## THE TASK
What you return should be the lines of the data containing "focused", each in full.

Records from a dataset
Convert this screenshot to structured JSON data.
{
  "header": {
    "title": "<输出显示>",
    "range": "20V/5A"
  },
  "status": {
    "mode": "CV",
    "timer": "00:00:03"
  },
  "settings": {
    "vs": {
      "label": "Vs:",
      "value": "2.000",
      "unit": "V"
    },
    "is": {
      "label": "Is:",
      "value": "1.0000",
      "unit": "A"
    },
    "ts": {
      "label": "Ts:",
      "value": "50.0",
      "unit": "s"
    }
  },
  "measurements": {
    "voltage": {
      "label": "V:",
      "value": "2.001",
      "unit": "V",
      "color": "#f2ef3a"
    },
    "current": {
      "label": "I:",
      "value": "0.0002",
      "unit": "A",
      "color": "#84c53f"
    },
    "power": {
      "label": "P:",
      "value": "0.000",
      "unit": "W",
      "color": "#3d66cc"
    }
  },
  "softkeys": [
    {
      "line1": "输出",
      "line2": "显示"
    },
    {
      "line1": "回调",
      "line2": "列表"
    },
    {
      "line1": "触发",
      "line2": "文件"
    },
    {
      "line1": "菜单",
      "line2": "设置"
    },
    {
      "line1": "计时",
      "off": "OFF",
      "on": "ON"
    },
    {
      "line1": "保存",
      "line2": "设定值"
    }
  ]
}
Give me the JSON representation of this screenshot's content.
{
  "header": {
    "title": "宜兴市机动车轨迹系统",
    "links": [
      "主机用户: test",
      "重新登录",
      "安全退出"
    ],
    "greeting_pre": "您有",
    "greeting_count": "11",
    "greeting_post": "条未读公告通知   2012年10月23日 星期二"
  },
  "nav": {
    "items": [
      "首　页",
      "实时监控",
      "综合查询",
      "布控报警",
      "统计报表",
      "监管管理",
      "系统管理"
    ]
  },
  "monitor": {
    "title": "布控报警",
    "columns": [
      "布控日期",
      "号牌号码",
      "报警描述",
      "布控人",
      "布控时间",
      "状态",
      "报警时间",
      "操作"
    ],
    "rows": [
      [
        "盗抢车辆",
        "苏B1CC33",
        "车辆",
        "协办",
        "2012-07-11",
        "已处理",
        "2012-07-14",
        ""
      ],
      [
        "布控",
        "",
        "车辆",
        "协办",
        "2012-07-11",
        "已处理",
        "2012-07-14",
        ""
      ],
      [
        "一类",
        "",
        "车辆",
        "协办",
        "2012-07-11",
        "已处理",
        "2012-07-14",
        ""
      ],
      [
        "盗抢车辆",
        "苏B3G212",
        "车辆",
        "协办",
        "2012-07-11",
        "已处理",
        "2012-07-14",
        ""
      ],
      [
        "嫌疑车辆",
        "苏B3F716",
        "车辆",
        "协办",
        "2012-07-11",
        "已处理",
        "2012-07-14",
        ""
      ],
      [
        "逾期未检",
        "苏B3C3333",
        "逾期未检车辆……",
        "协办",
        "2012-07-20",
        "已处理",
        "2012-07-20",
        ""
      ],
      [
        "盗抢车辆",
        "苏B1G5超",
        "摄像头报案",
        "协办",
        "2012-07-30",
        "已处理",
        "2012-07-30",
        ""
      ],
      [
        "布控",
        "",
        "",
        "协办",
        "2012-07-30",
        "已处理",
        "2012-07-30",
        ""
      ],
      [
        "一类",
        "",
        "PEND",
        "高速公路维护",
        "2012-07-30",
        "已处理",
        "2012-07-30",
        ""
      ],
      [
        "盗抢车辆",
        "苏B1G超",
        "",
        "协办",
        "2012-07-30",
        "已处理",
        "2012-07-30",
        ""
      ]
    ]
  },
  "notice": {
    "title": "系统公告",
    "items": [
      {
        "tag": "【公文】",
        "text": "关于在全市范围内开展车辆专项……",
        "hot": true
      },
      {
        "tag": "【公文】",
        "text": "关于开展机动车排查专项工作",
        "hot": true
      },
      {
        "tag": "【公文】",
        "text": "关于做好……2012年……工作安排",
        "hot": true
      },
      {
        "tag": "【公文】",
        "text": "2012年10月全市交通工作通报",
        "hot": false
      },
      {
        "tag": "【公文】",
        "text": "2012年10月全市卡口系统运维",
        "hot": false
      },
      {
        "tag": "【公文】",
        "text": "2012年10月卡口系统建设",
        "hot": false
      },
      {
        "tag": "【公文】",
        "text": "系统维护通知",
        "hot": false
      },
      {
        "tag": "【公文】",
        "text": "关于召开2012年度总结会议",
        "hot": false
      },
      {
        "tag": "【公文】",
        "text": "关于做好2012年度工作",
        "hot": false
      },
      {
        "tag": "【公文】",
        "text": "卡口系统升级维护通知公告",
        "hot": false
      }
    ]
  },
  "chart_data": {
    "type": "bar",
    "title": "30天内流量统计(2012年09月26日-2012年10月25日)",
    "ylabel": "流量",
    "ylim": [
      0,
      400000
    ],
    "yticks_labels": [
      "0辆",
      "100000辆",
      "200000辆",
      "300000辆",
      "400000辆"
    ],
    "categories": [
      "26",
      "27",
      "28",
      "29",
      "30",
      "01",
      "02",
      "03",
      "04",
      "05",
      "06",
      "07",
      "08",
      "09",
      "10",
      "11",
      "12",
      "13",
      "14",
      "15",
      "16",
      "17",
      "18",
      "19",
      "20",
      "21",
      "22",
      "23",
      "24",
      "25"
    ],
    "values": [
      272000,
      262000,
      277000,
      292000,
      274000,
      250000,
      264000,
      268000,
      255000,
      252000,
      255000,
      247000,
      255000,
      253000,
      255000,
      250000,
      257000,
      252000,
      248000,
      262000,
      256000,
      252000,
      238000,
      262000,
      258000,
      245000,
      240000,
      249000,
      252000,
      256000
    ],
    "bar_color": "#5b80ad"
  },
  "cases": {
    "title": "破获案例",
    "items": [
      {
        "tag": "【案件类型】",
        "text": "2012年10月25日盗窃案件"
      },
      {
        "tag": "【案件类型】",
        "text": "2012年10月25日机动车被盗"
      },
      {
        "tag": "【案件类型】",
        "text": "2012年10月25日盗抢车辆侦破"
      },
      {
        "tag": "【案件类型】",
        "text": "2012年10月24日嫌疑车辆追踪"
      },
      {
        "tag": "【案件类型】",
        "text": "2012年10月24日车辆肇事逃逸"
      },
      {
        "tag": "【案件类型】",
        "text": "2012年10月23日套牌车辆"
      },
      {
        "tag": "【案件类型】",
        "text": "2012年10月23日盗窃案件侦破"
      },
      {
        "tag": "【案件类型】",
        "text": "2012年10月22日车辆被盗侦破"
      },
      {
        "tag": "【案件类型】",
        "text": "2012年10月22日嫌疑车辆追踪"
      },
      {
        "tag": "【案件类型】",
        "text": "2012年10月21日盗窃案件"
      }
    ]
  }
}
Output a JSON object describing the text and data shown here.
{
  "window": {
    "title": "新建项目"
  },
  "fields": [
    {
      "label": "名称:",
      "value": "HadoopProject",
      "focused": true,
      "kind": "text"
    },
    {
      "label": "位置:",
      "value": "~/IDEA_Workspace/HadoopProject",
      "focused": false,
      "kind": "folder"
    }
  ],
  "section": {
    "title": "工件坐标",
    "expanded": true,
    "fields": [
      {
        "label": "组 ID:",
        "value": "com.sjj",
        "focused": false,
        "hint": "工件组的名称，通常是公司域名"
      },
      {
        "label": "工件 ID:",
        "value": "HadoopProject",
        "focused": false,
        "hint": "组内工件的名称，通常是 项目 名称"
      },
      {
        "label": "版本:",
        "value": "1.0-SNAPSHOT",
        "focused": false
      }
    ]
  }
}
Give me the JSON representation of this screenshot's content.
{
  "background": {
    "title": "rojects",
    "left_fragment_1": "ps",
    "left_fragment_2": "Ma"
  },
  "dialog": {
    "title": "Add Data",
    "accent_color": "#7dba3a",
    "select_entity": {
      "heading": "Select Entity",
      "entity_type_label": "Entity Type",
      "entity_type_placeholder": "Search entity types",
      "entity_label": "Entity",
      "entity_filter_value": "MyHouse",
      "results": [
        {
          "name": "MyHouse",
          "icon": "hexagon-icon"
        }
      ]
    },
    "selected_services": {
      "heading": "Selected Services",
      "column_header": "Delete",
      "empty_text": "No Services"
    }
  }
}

## RESPONSE TO THIS TASK
      "focused": true,
      "focused": false,
        "focused": false,
        "focused": false,
        "focused": false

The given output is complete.